(Dataset rows for apps and sites)
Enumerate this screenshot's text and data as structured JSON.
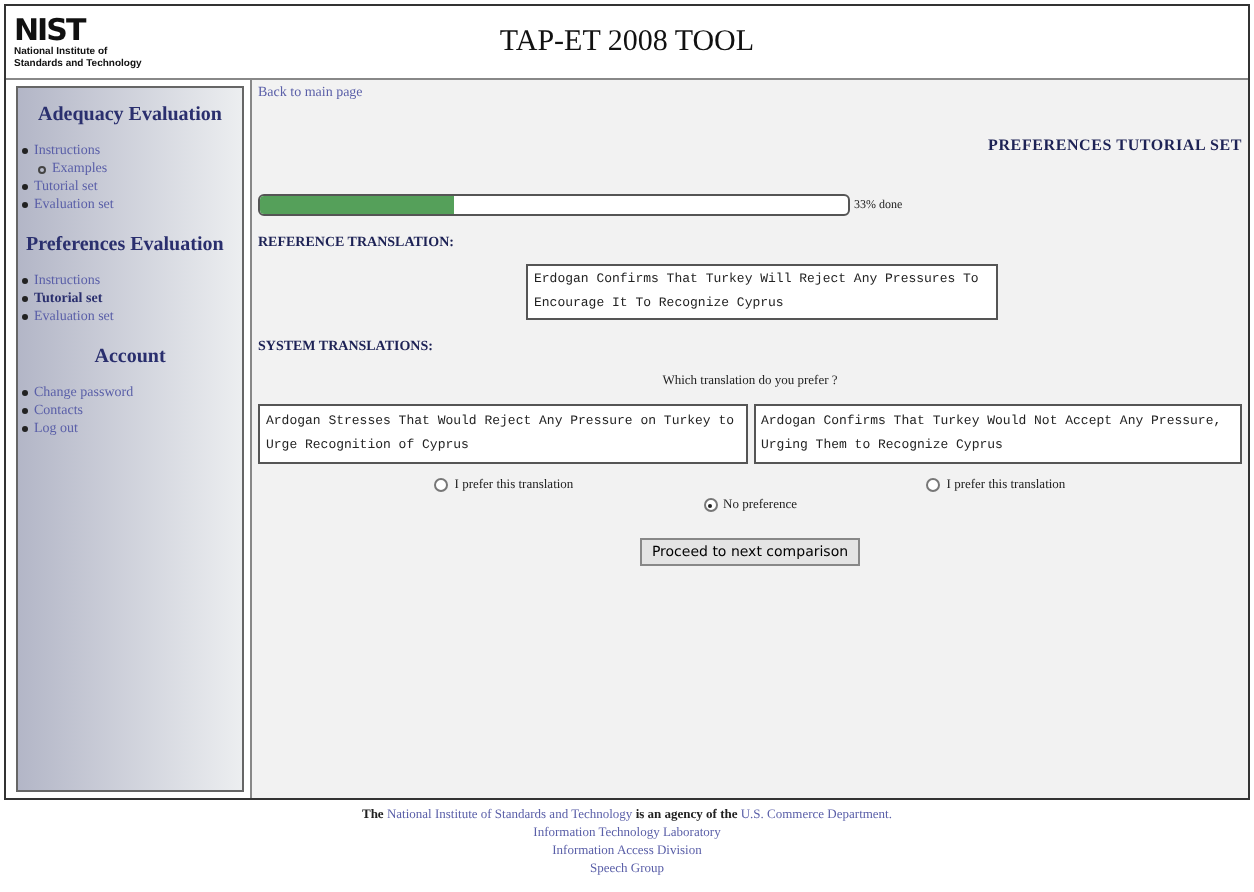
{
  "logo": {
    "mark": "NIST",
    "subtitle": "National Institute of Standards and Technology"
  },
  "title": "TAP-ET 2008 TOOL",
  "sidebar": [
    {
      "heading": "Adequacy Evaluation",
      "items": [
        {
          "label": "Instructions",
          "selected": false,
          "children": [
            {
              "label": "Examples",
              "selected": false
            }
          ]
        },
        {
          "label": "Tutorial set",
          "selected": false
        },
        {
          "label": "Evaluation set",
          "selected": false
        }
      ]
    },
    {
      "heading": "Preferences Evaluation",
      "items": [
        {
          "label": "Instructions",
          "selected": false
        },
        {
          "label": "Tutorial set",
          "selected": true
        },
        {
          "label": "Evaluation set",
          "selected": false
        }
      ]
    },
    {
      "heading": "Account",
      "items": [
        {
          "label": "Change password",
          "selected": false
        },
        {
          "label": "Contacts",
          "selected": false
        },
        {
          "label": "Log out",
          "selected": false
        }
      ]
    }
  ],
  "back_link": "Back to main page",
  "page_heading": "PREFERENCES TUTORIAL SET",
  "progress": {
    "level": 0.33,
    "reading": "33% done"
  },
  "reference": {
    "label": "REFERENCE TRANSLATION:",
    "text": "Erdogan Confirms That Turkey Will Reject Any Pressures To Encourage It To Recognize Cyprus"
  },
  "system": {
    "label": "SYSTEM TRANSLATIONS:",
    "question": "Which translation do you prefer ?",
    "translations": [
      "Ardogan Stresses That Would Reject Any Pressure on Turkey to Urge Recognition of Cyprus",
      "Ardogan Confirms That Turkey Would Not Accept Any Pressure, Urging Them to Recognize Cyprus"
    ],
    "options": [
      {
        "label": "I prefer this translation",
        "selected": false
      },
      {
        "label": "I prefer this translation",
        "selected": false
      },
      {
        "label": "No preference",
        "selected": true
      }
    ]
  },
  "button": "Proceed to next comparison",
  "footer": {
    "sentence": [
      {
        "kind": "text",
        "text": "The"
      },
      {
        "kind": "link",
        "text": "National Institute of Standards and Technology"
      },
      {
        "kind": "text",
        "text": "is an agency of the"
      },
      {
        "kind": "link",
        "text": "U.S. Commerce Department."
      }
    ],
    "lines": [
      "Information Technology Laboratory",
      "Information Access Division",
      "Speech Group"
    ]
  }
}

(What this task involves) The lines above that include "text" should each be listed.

(Answer section)
Enumerate this screenshot's text and data as structured JSON.
    "text": "Erdogan Confirms That Turkey Will Reject Any Pressures To Encourage It To Recognize Cyprus"
        "kind": "text",
        "text": "The"
        "text": "National Institute of Standards and Technology"
        "kind": "text",
        "text": "is an agency of the"
        "text": "U.S. Commerce Department."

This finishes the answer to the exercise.